“The support has really been overwhelming,” Freeman said. “I’m running on adrenaline. This is a once in a lifetime opportunity, so I’ll sleep later.”
After his KTLA interview, Freeman decked himself out in safari gear reminiscent of what the late crocodile hunter Steve Irwin’s attire and headed to Hollywood Boulevard. Surrounded by hundreds of tourists and flamboyant street performers, Freeman approached complete strangers about his cause and the opportunity to show the world a unique corner of the world that is often unchartered.
Freeman could have saved up some coin and had a nice weeklong vacation in Hawaii after graduating in 2011, but instead, he’s found a passion for going to places rich in culture rather than capital, and if he’s selected as the Outback Adventurer, he just might teach us a thing or two about the privileged lives we live here in the first world.

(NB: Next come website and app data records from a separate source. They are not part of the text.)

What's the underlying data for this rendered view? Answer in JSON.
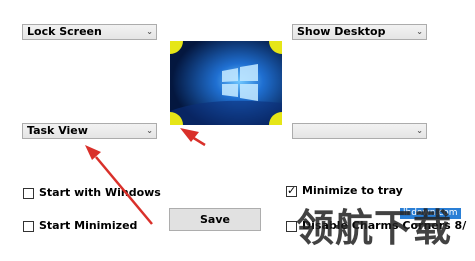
{
  "dropdowns": {
    "top_left": "Lock Screen",
    "top_right": "Show Desktop",
    "bottom_left": "Task View",
    "bottom_right": ""
  },
  "checkboxes": {
    "start_with_windows": {
      "label": "Start with Windows",
      "checked": false
    },
    "start_minimized": {
      "label": "Start Minimized",
      "checked": false
    },
    "minimize_to_tray": {
      "label": "Minimize to tray",
      "checked": true
    },
    "disable_charms": {
      "label": "Disable Charms Corners 8/",
      "checked": false
    }
  },
  "save_button": "Save",
  "watermark": {
    "url": "lhdown.com",
    "text": "领航下载"
  },
  "colors": {
    "corner": "#e6e617",
    "arrow": "#d9302a",
    "desktop": "#0a3a8c"
  }
}
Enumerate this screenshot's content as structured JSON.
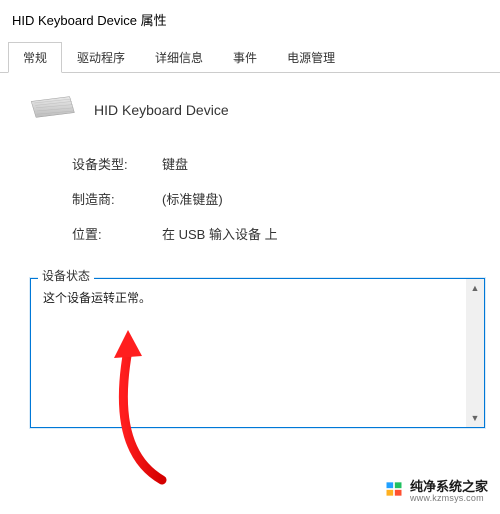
{
  "window": {
    "title": "HID Keyboard Device 属性"
  },
  "tabs": [
    {
      "label": "常规",
      "active": true
    },
    {
      "label": "驱动程序",
      "active": false
    },
    {
      "label": "详细信息",
      "active": false
    },
    {
      "label": "事件",
      "active": false
    },
    {
      "label": "电源管理",
      "active": false
    }
  ],
  "device": {
    "name": "HID Keyboard Device"
  },
  "info": [
    {
      "label": "设备类型:",
      "value": "键盘"
    },
    {
      "label": "制造商:",
      "value": "(标准键盘)"
    },
    {
      "label": "位置:",
      "value": "在 USB 输入设备 上"
    }
  ],
  "status": {
    "label": "设备状态",
    "text": "这个设备运转正常。"
  },
  "watermark": {
    "cn": "纯净系统之家",
    "url": "www.kzmsys.com"
  }
}
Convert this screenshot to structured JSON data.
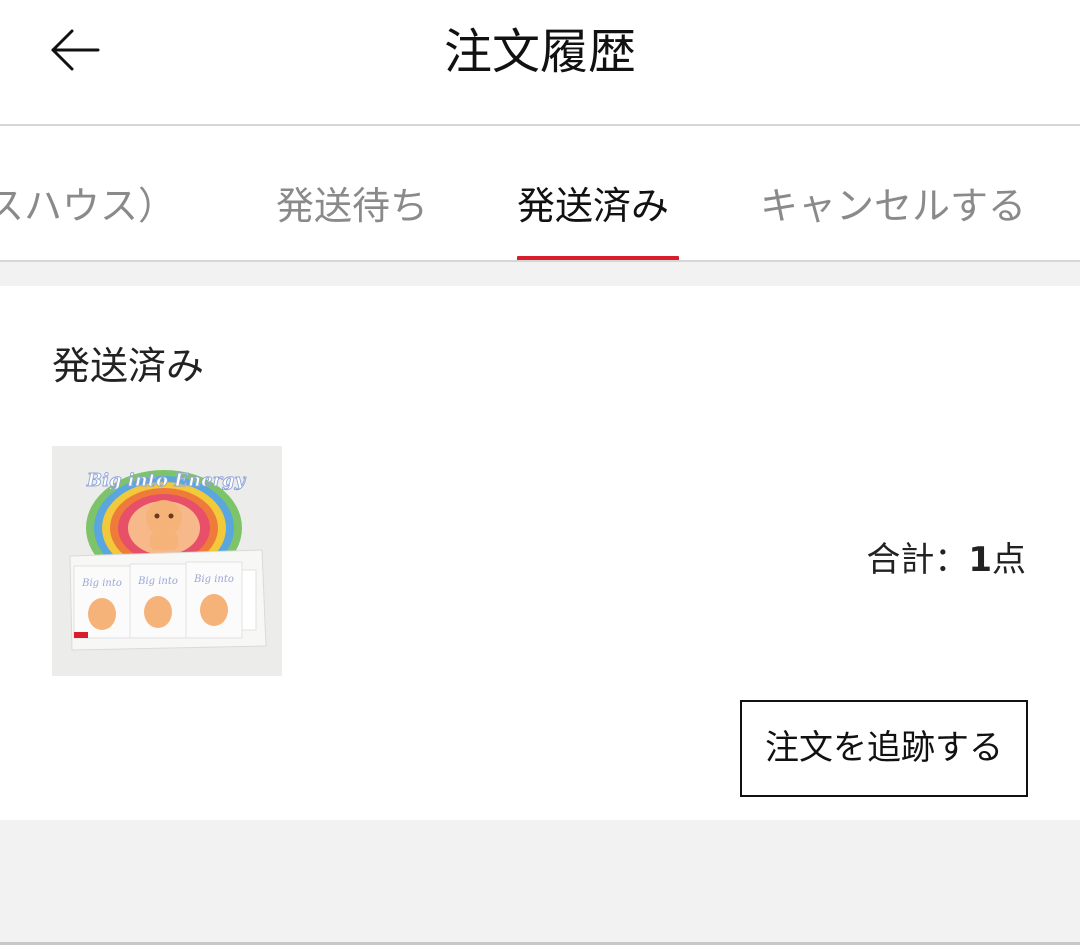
{
  "header": {
    "title": "注文履歴",
    "back_icon": "arrow-left-icon"
  },
  "tabs": [
    {
      "label": "スハウス）",
      "active": false
    },
    {
      "label": "発送待ち",
      "active": false
    },
    {
      "label": "発送済み",
      "active": true
    },
    {
      "label": "キャンセルする",
      "active": false
    }
  ],
  "order": {
    "status": "発送済み",
    "product_image_text": "Big into Energy",
    "total_prefix": "合計：",
    "total_count": "1",
    "total_unit": "点",
    "track_button_label": "注文を追跡する"
  },
  "colors": {
    "accent": "#d81e2a",
    "page_gray": "#f2f2f2",
    "inactive_tab_text": "#8a8a8a"
  }
}
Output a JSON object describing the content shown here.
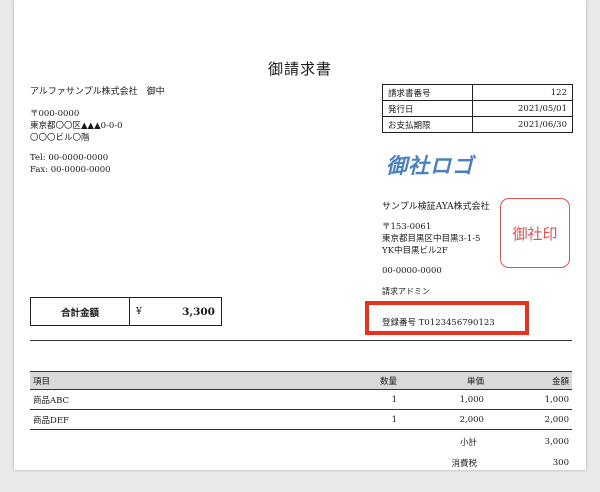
{
  "document": {
    "title": "御請求書",
    "client": {
      "name": "アルファサンプル株式会社　御中",
      "postal": "〒000-0000",
      "address1": "東京都〇〇区▲▲▲0-0-0",
      "address2": "〇〇〇ビル〇階",
      "tel": "Tel: 00-0000-0000",
      "fax": "Fax: 00-0000-0000"
    },
    "meta": [
      {
        "label": "請求書番号",
        "value": "122"
      },
      {
        "label": "発行日",
        "value": "2021/05/01"
      },
      {
        "label": "お支払期限",
        "value": "2021/06/30"
      }
    ],
    "issuer": {
      "logo": "御社ロゴ",
      "name": "サンプル検証AYA株式会社",
      "postal": "〒153-0061",
      "address1": "東京都目黒区中目黒3-1-5",
      "address2": "YK中目黒ビル2F",
      "phone": "00-0000-0000",
      "contact": "請求アドミン",
      "seal": "御社印",
      "registration": "登録番号 T0123456790123"
    },
    "total": {
      "label": "合計金額",
      "currency": "¥",
      "amount": "3,300"
    },
    "items": {
      "headers": [
        "項目",
        "数量",
        "単価",
        "金額"
      ],
      "rows": [
        [
          "商品ABC",
          "1",
          "1,000",
          "1,000"
        ],
        [
          "商品DEF",
          "1",
          "2,000",
          "2,000"
        ]
      ]
    },
    "summary": [
      {
        "label": "小計",
        "value": "3,000"
      },
      {
        "label": "消費税",
        "value": "300"
      }
    ]
  },
  "colors": {
    "highlight_box": "#e8321e",
    "seal": "#d9534f",
    "logo": "#4a7fc0",
    "table_header": "#d9d9d9"
  }
}
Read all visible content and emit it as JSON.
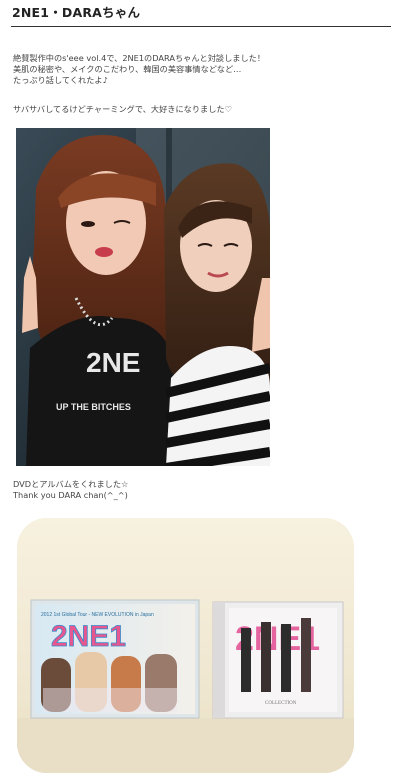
{
  "post": {
    "title": "2NE1・DARAちゃん",
    "intro": "絶賛製作中のs'eee vol.4で、2NE1のDARAちゃんと対談しました！\n美肌の秘密や、メイクのこだわり、韓国の美容事情などなど…\nたっぷり話してくれたよ♪",
    "line2": "サバサバしてるけどチャーミングで、大好きになりました♡",
    "caption": "DVDとアルバムをくれました☆\nThank you DARA chan(^_^)"
  },
  "photo_shirt_text": {
    "line1": "2NE",
    "line2": "UP THE BITCHES"
  },
  "dvd_cover": {
    "subtitle": "2012 1st Global Tour - NEW EVOLUTION in Japan",
    "logo": "2NE1"
  },
  "album_cover": {
    "logo": "2NE1",
    "label": "COLLECTION"
  },
  "colors": {
    "text": "#444444",
    "rule": "#333333",
    "album_pink": "#e0418a"
  }
}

Underneath the popularity contest that features applicants competing for the endorsements of Bear Grylls, Heidi Klum and Angelina Jolie, Graham Freeman has an inspiring message that implores us to step out of our comfort zones, gain some perspective and appreciate what we have. While sitting on a beach reading “50 Shades of Grey” may be fulfilling, so is the opportunity to teach English in Kenya, dive with great white sharks in South Africa and pick mangoes with native tribes of Australia.
Where the bloody hell are you, UCI? To get involved in Freeman’s campaign, email photos for Team Graham to:
Facebook: Graham For Outback Adventurer
Filed Under: Features